    First of all, don't forget that it's the cooking mistakes and the storytelling behind the food that make such a collection an heirloom and not just a retyping of the contents of a recipe box.

    As for her own cooking mistakes, "My grandmother, my mother and I have had issues with pies," Whipple acknowledges.

    The story of three generations of pie disasters made her book: her grandmother forgetting to add sugar to a lemon meringue, her mother overlooking the fact that cherries had to be pitted, and her substitution of whiskey for bourbon in a sweet potato pie that was still 100 proof after two hours of baking.

    To get these kinds of stories, Whipple advises asking relatives for special recipes and their stories at least six months before planning to publish.

    Although she followed up with a phone call if any ingredients struck her as being out of proportion, Whipple didn't field-test the recipes herself. "I figure with a family cookbook it's been tested for generations."

    Consider including photographs, a family tree, and even scanned-in recipe cards showing the handwriting of the original cook.

    When it comes to the design and publication of the book, there is a range of options available, depending on budget, number of books needed and the computer skills of the cookbook compiler.

    A word-processing program will suffice for a basic layout. People more comfortable with desktop publishing can add more artwork. There is easy fill-in-the-blank software just for cookbooks. A number of printers also will print on-demand.

    As a genealogist, Whipple urges everyone to scan old recipes, newspaper clippings, and photos as a backup, and to store the originals in a cool, dry place.

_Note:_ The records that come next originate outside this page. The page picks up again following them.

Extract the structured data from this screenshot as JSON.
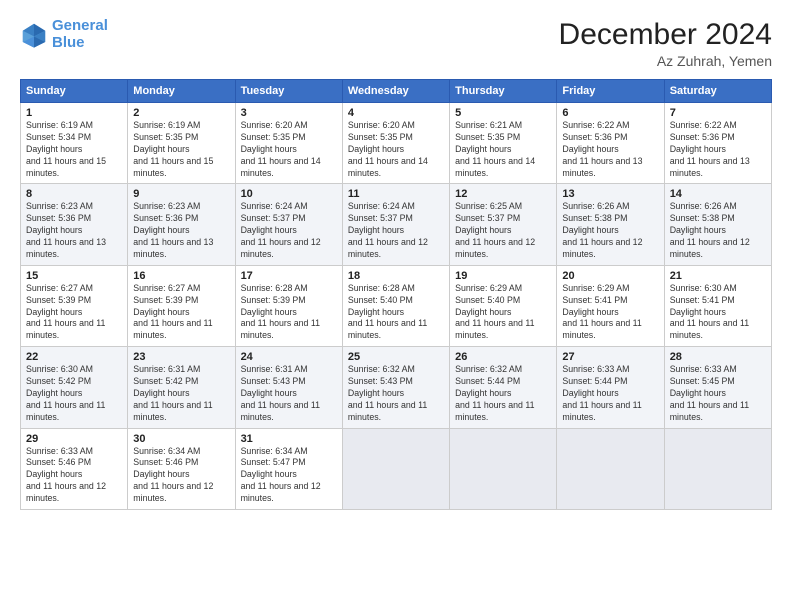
{
  "logo": {
    "line1": "General",
    "line2": "Blue"
  },
  "title": "December 2024",
  "subtitle": "Az Zuhrah, Yemen",
  "days_of_week": [
    "Sunday",
    "Monday",
    "Tuesday",
    "Wednesday",
    "Thursday",
    "Friday",
    "Saturday"
  ],
  "weeks": [
    [
      {
        "day": "1",
        "sunrise": "6:19 AM",
        "sunset": "5:34 PM",
        "daylight": "11 hours and 15 minutes."
      },
      {
        "day": "2",
        "sunrise": "6:19 AM",
        "sunset": "5:35 PM",
        "daylight": "11 hours and 15 minutes."
      },
      {
        "day": "3",
        "sunrise": "6:20 AM",
        "sunset": "5:35 PM",
        "daylight": "11 hours and 14 minutes."
      },
      {
        "day": "4",
        "sunrise": "6:20 AM",
        "sunset": "5:35 PM",
        "daylight": "11 hours and 14 minutes."
      },
      {
        "day": "5",
        "sunrise": "6:21 AM",
        "sunset": "5:35 PM",
        "daylight": "11 hours and 14 minutes."
      },
      {
        "day": "6",
        "sunrise": "6:22 AM",
        "sunset": "5:36 PM",
        "daylight": "11 hours and 13 minutes."
      },
      {
        "day": "7",
        "sunrise": "6:22 AM",
        "sunset": "5:36 PM",
        "daylight": "11 hours and 13 minutes."
      }
    ],
    [
      {
        "day": "8",
        "sunrise": "6:23 AM",
        "sunset": "5:36 PM",
        "daylight": "11 hours and 13 minutes."
      },
      {
        "day": "9",
        "sunrise": "6:23 AM",
        "sunset": "5:36 PM",
        "daylight": "11 hours and 13 minutes."
      },
      {
        "day": "10",
        "sunrise": "6:24 AM",
        "sunset": "5:37 PM",
        "daylight": "11 hours and 12 minutes."
      },
      {
        "day": "11",
        "sunrise": "6:24 AM",
        "sunset": "5:37 PM",
        "daylight": "11 hours and 12 minutes."
      },
      {
        "day": "12",
        "sunrise": "6:25 AM",
        "sunset": "5:37 PM",
        "daylight": "11 hours and 12 minutes."
      },
      {
        "day": "13",
        "sunrise": "6:26 AM",
        "sunset": "5:38 PM",
        "daylight": "11 hours and 12 minutes."
      },
      {
        "day": "14",
        "sunrise": "6:26 AM",
        "sunset": "5:38 PM",
        "daylight": "11 hours and 12 minutes."
      }
    ],
    [
      {
        "day": "15",
        "sunrise": "6:27 AM",
        "sunset": "5:39 PM",
        "daylight": "11 hours and 11 minutes."
      },
      {
        "day": "16",
        "sunrise": "6:27 AM",
        "sunset": "5:39 PM",
        "daylight": "11 hours and 11 minutes."
      },
      {
        "day": "17",
        "sunrise": "6:28 AM",
        "sunset": "5:39 PM",
        "daylight": "11 hours and 11 minutes."
      },
      {
        "day": "18",
        "sunrise": "6:28 AM",
        "sunset": "5:40 PM",
        "daylight": "11 hours and 11 minutes."
      },
      {
        "day": "19",
        "sunrise": "6:29 AM",
        "sunset": "5:40 PM",
        "daylight": "11 hours and 11 minutes."
      },
      {
        "day": "20",
        "sunrise": "6:29 AM",
        "sunset": "5:41 PM",
        "daylight": "11 hours and 11 minutes."
      },
      {
        "day": "21",
        "sunrise": "6:30 AM",
        "sunset": "5:41 PM",
        "daylight": "11 hours and 11 minutes."
      }
    ],
    [
      {
        "day": "22",
        "sunrise": "6:30 AM",
        "sunset": "5:42 PM",
        "daylight": "11 hours and 11 minutes."
      },
      {
        "day": "23",
        "sunrise": "6:31 AM",
        "sunset": "5:42 PM",
        "daylight": "11 hours and 11 minutes."
      },
      {
        "day": "24",
        "sunrise": "6:31 AM",
        "sunset": "5:43 PM",
        "daylight": "11 hours and 11 minutes."
      },
      {
        "day": "25",
        "sunrise": "6:32 AM",
        "sunset": "5:43 PM",
        "daylight": "11 hours and 11 minutes."
      },
      {
        "day": "26",
        "sunrise": "6:32 AM",
        "sunset": "5:44 PM",
        "daylight": "11 hours and 11 minutes."
      },
      {
        "day": "27",
        "sunrise": "6:33 AM",
        "sunset": "5:44 PM",
        "daylight": "11 hours and 11 minutes."
      },
      {
        "day": "28",
        "sunrise": "6:33 AM",
        "sunset": "5:45 PM",
        "daylight": "11 hours and 11 minutes."
      }
    ],
    [
      {
        "day": "29",
        "sunrise": "6:33 AM",
        "sunset": "5:46 PM",
        "daylight": "11 hours and 12 minutes."
      },
      {
        "day": "30",
        "sunrise": "6:34 AM",
        "sunset": "5:46 PM",
        "daylight": "11 hours and 12 minutes."
      },
      {
        "day": "31",
        "sunrise": "6:34 AM",
        "sunset": "5:47 PM",
        "daylight": "11 hours and 12 minutes."
      },
      null,
      null,
      null,
      null
    ]
  ]
}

    "Look at it as something priceless and precious and irreplaceable," she says, "and then do something with it."

    Laurena Mayne Davis is the author of her own family cookbook.